  • Communication –  being a good talker or a good writer. You need to be confident about speaking to people whether that’s face-to-face or over the phone. It also involves writing well and clear enough for others to be able to understand you in emails and memos.
  • Teamwork –  being good at working with people, both with your colleagues and the people that come into contact with where you work, such as customers.
  • Problem solving – being able to calmly tackle issues and come up with solutions that make everyone happy.
  • Initiative and enterprise – being creative in the way you work, and make positive improvements in the way things work at your workplace.
  • Planning and organizing – understanding what is required of you to get tasks done, and then executing in an organized, and orderly manner. It can also be getting things in before the deadline, being punctual, and not procrastinating.
  • Self-management – being able to control yourself in whatever situations you find yourself in, and also being able to do your work on your own, without anyone’s assistance.
  • Learning – grasping new skills at a regular basis is an amazing skill to have, the faster you learn and understand things, the better you will be able to about being able to take on new tasks and to adapt when the things change.
  • Technology – being able to use a computer for word processing, sending emails, knowing how to use photocopiers, social media, cash registers, etc.

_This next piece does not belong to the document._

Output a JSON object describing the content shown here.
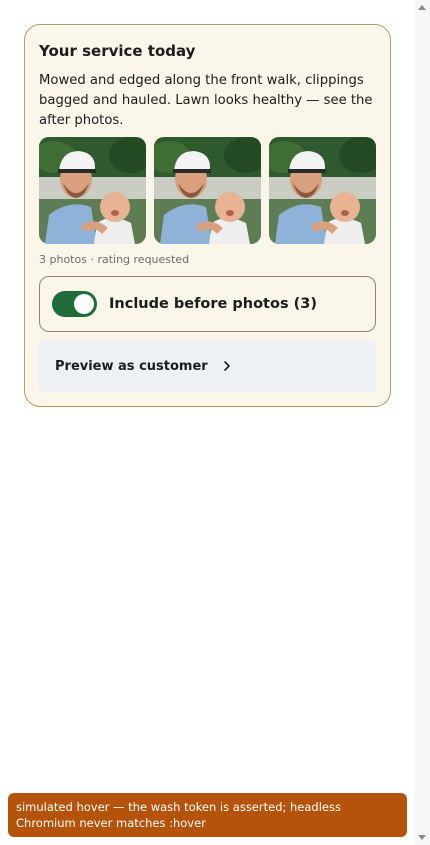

Then there are hard and soft skills. Hard skills are the tangible and technical skills easily demonstrated by a persons qualifications and specific professional experiences, they’re more directly connected to the specific job you’re applying for. And soft skills are what employers seek from employees and are  more intangible and non-technical abilities, they are personal attributes you need to succeed in the workplace. It doesn’t matter what job you’re applying for, you need at least some soft skills.

CCO Public Domain image via Flickr

Today, most employers are looking for a specific set of skills in their employees, and don’t consider people if they miss some of them. According to the University of Kent, the top ten skills employers want are:

  1. Verbal Communication
  2. Teamwork
  3. Commercial Awareness
  4. Analyzing and Investigating
  5. Initiative/ Self-Motivation
  6. Drive
  7. Written Communication
  8. Planning and Organizing
  9. Flexibility
  10. Time-Management

And if you’re worried about what skills will be more important to employers in the next 5-10 years, most employers believe that since technology is advancing, higher skills with technology is a must in potential employees. Also communication, digital fluency, critical thinking, creativity, financial fluency, teamwork, problem solving and presentation skills will be of high demand in the near future. Skills obviously change as time change, so if you wish to have a heads up on what could make you shine brighter than other candidates in front of employers, you know what to work on.